With Apologies to Pete Townsend

You know, we're not on the cutting edge any more with this whole value-of-consciousness riff. Just a couple of years ago, the idea that sentience isn't worth the trouble seemed a pretty radical proposition. But in the years since Blindsight came out1 we've seen top-flight journals publishing research showing that consciousness impedes complex problem-solving; we've seen review papers suggesting that self-awareness is a mere side-effect of brain function, serving no real purpose.

And sometime between then and now the whole thing went from heresy to mainstream. In fact, we're so mainstream that there's actually a Value-of-consciousness backlash brewing. According to Discover magazine a couple of months back2, "A small but growing number of researchers are challenging some of the more extreme arguments supporting the primacy of the inner zombie."

"A small but growing number." Right. A plucky band of free-thinking rebels, taking on the fossilized Establishment dogma that Consciousness Is Irrelevant. You know, back in the old days, the Old Boss would have ruled at least long enough to move his things into the Palace before the New Boss threw him out.

I'm just glad that Thomas Kuhn didn't live to see this day.

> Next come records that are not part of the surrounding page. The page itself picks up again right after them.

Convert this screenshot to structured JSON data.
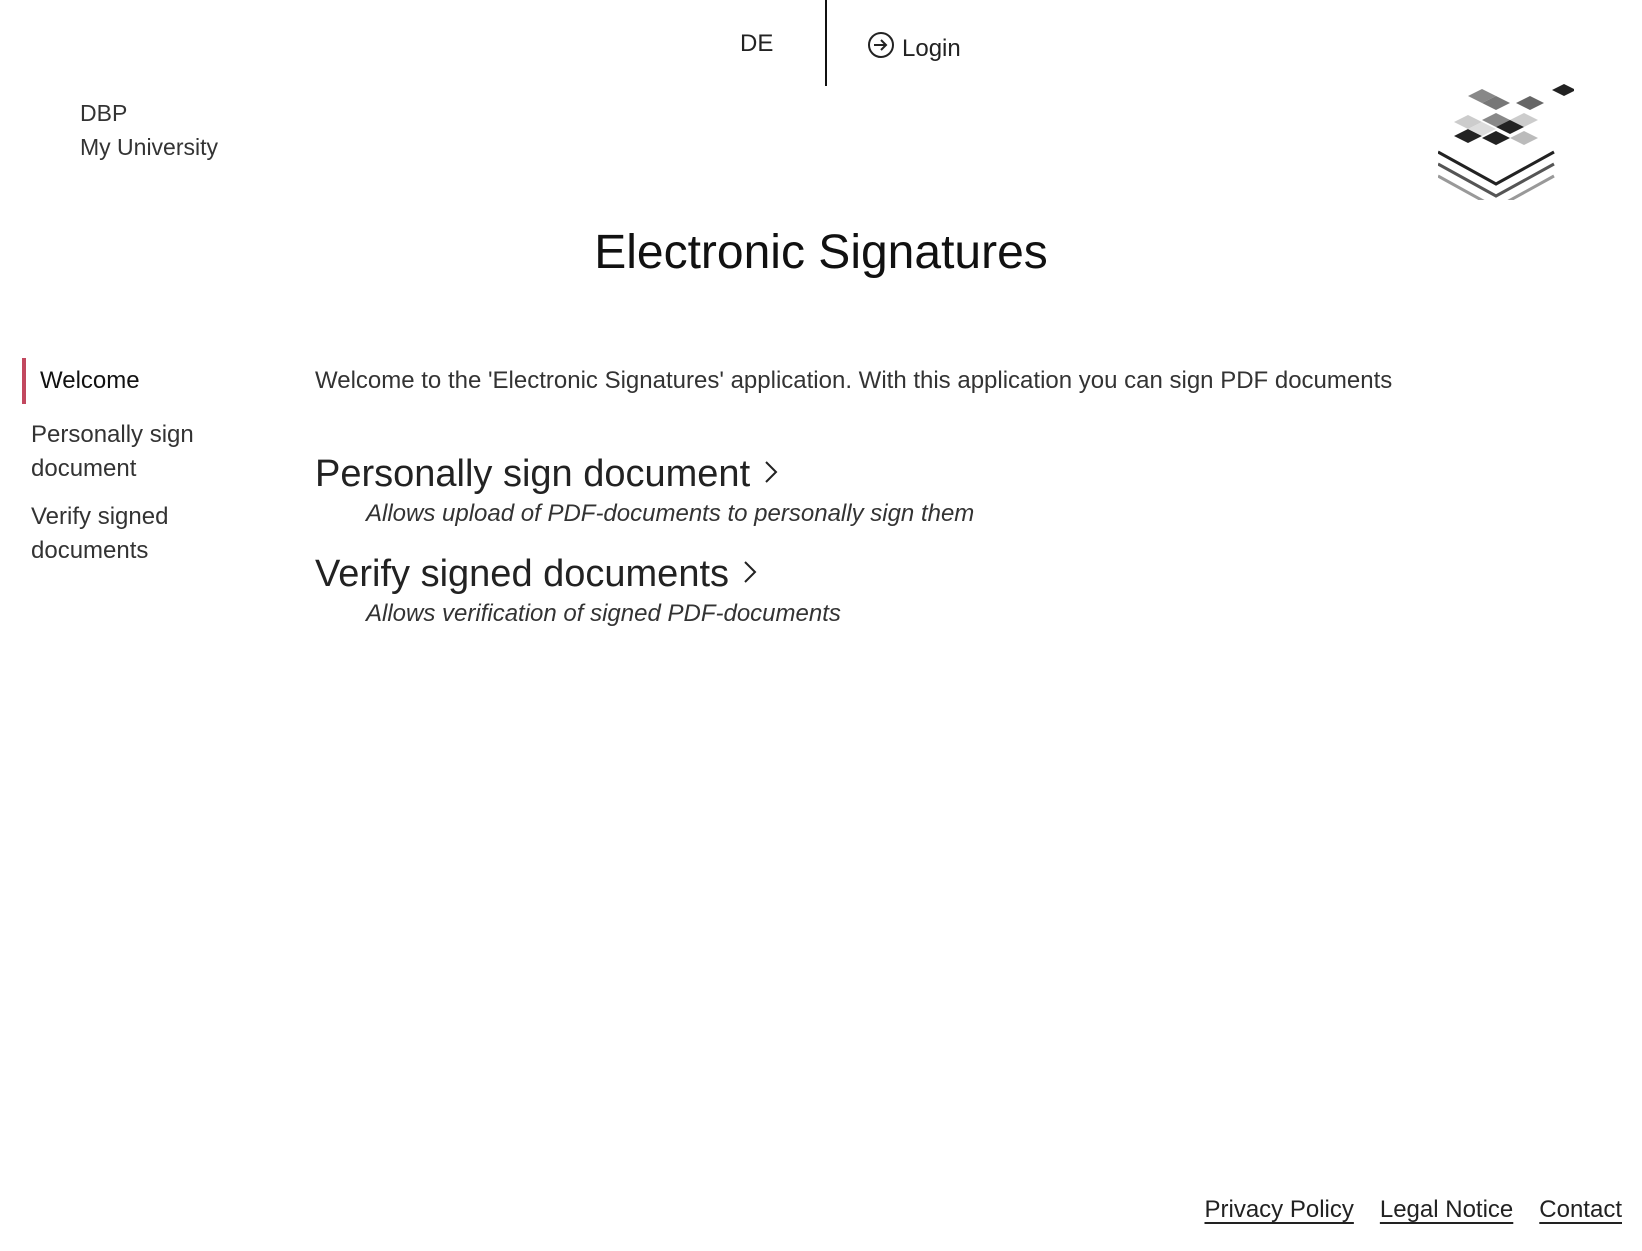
{
  "header": {
    "language_label": "DE",
    "login_label": "Login"
  },
  "brand": {
    "line1": "DBP",
    "line2": "My University"
  },
  "page": {
    "title": "Electronic Signatures"
  },
  "sidebar": {
    "items": [
      {
        "label": "Welcome",
        "active": true
      },
      {
        "label": "Personally sign document",
        "active": false
      },
      {
        "label": "Verify signed documents",
        "active": false
      }
    ]
  },
  "main": {
    "welcome_text": "Welcome to the 'Electronic Signatures' application. With this application you can sign PDF documents",
    "actions": [
      {
        "label": "Personally sign document",
        "description": "Allows upload of PDF-documents to personally sign them"
      },
      {
        "label": "Verify signed documents",
        "description": "Allows verification of signed PDF-documents"
      }
    ]
  },
  "footer": {
    "links": [
      "Privacy Policy",
      "Legal Notice",
      "Contact"
    ]
  },
  "colors": {
    "accent": "#c2485f"
  }
}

1Or maybe before; I only started following the arguments when I started researching the book)
2 And thanks to Nas Hedron, or whatever he's calling himself these days, for the link.